New York - Ford and Volkswagen have expanded their partnership to include electric vehicle production and driverless car technology.
The deal includes a plan for Ford to use VW's MEB electric car platform to build battery-powered cars for the European market.
Ford hopes to sell 600 000 vehicles in Europe using VW's technology over six years starting in 2023. VW has already invested $7 billion (R97bn) in its new platform, which it plans to use to build 15 million electric vehicles worldwide in the next decade.
"Ford has taken flack for years for not having a robust EV strategy and VW has had its own fair share of challenges, but this can help both companies reinvent themselves as innovative technology leaders," said Jessica Caldwell, executive director industry insights for Edmunds.com.
As for Ford and Volkswagen, Hackett and VW CEO Herbert Diess left the door open to more collaboration between the companies, but they did not say whether there were specific additional partnerships in the works. Another already announced collaboration will see Volkswagen using Ford's Ranger platform for a replacement for the Amarok.
Driverless cars coming in 2021
Furthermore, Volkswagen will invest $2.6 billion to become an equal owner of Pittsburgh-based autonomous vehicle company Argo AI, which was mostly owned by Ford. This forms part of their plan to put autonomous vehicles on the roads in the US and Europe as early as 2021.
Car companies have been teaming up with each other as well as with big technology firms over the past few years to try to spread out the enormous costs of developing self-driving and electric vehicles. Ford CEO Jim Hackett expects the large crowd of players to be narrowed down.
"The stakes are high here," Hackett said at a news conference Friday. "There's only going to be a few winners who create the leading platforms for the future. We cannot be late, Ford can't be late, and we have to be great."
The decision to team up helps Ford and Volkswagen share the steep costs - and risks - of developing technology for driverless vehicles, and gives Argo AI more cash to attract talented engineers, crucial to success. It also will help the automakers pivot from cars that compete on engine performance to those where the unique characteristics of the driver experience will be driven by software.
"The auto industry, in the past we've been criticized for a lack of interest in working together, and what you're seeing with Volkswagen and Ford is a commitment to doing that on a number of projects," said Joe Hinrichs, president of automotive for Ford.
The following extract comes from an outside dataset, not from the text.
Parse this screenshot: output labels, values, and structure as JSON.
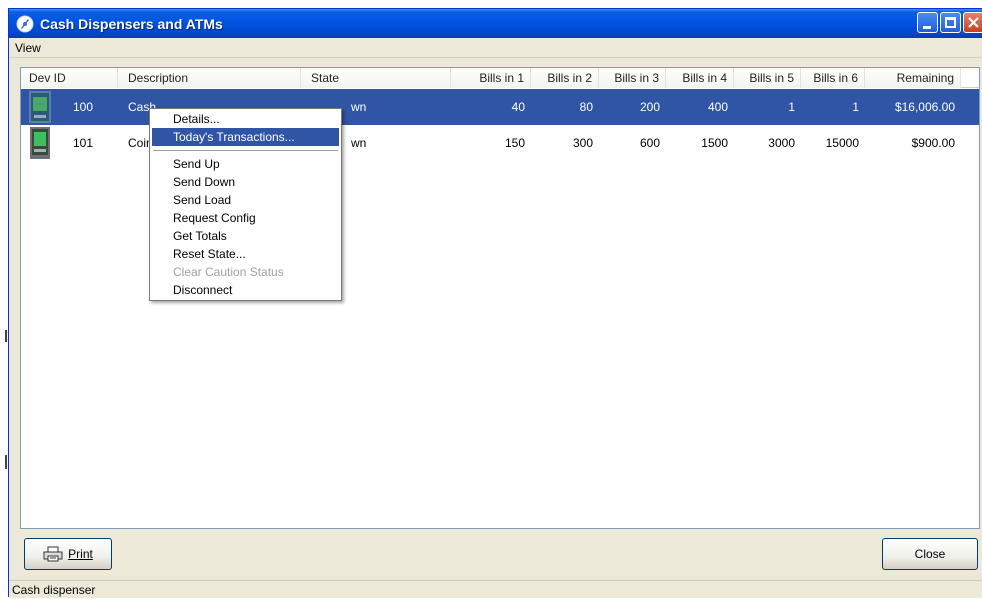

What it comes down to for both the car and technology companies is time and money. Driverless cars may not become commercially viable or generate revenue for years. There are also enormous up-front costs to change plants to produce electric vehicles.
Industry experts say partnerships like the one between Ford and VW will become more common.
"One company cannot bankroll the development alone," said Akshay Anand, executive analyst for Kelley Blue Book. "Partnerships will continue to ramp up in coming years, crossing boundaries most would not have envisioned even 10 years ago."
With electric vehicles, manufacturers are under pressure to release zero-emission cars in markets such as China and Europe to meet tougher pollution limits. Ford already has its own platform which it will continue to use for the majority of its electric vehicles, but the relationship with Volkswagen will help Ford to develop smaller electric vehicles that are desired in the European market.